> [WHAT TO PRODUCE] Reproduce every entry below exactly, minus the pictures.

> [Items from an interface collection]

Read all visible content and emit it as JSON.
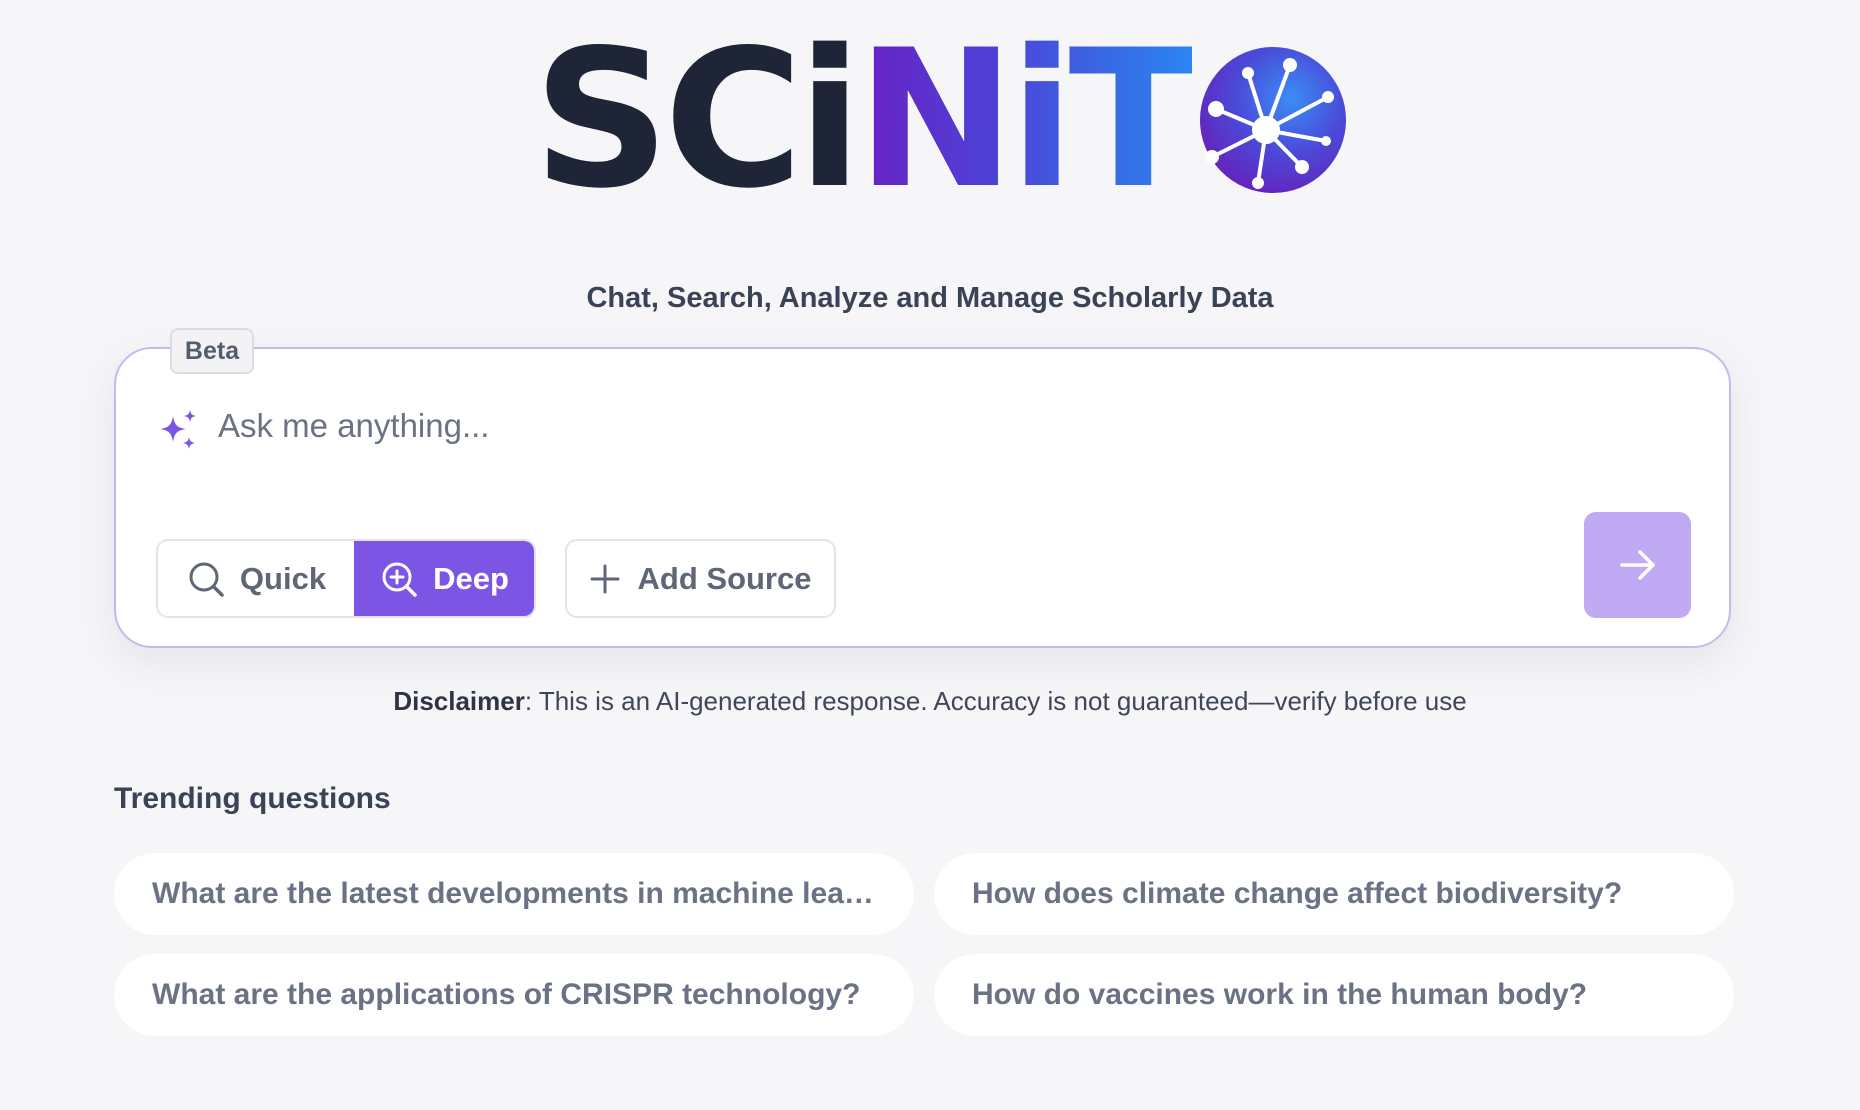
{
  "logo": {
    "text_dark": "SCi",
    "text_gradient": "NiT",
    "icon": "network-globe-icon"
  },
  "tagline": "Chat, Search, Analyze and Manage Scholarly Data",
  "search": {
    "badge": "Beta",
    "placeholder": "Ask me anything...",
    "icon": "sparkle-icon",
    "modes": [
      {
        "label": "Quick",
        "icon": "search-icon",
        "selected": false
      },
      {
        "label": "Deep",
        "icon": "zoom-in-icon",
        "selected": true
      }
    ],
    "add_source_label": "Add Source",
    "add_source_icon": "plus-icon",
    "send_icon": "arrow-right-icon"
  },
  "disclaimer": {
    "label": "Disclaimer",
    "text": ": This is an AI-generated response. Accuracy is not guaranteed—verify before use"
  },
  "trending": {
    "title": "Trending questions",
    "questions": [
      "What are the latest developments in machine learning?",
      "How does climate change affect biodiversity?",
      "What are the applications of CRISPR technology?",
      "How do vaccines work in the human body?"
    ]
  },
  "colors": {
    "accent": "#7c55e4",
    "send_button": "#c0aaf3",
    "card_border": "#c8b8f0",
    "background": "#f6f6f8",
    "text_dark": "#1e2536"
  }
}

> [SOLUTION TO THIS EXERCISE]
Read all visible content and emit it as JSON.
{
  "logo": {
    "text_dark": "SCi",
    "text_gradient": "NiT",
    "icon": "network-globe-icon"
  },
  "tagline": "Chat, Search, Analyze and Manage Scholarly Data",
  "search": {
    "badge": "Beta",
    "placeholder": "Ask me anything...",
    "icon": "sparkle-icon",
    "modes": [
      {
        "label": "Quick",
        "icon": "search-icon",
        "selected": false
      },
      {
        "label": "Deep",
        "icon": "zoom-in-icon",
        "selected": true
      }
    ],
    "add_source_label": "Add Source",
    "add_source_icon": "plus-icon",
    "send_icon": "arrow-right-icon"
  },
  "disclaimer": {
    "label": "Disclaimer",
    "text": ": This is an AI-generated response. Accuracy is not guaranteed—verify before use"
  },
  "trending": {
    "title": "Trending questions",
    "questions": [
      "What are the latest developments in machine learning?",
      "How does climate change affect biodiversity?",
      "What are the applications of CRISPR technology?",
      "How do vaccines work in the human body?"
    ]
  },
  "colors": {
    "accent": "#7c55e4",
    "send_button": "#c0aaf3",
    "card_border": "#c8b8f0",
    "background": "#f6f6f8",
    "text_dark": "#1e2536"
  }
}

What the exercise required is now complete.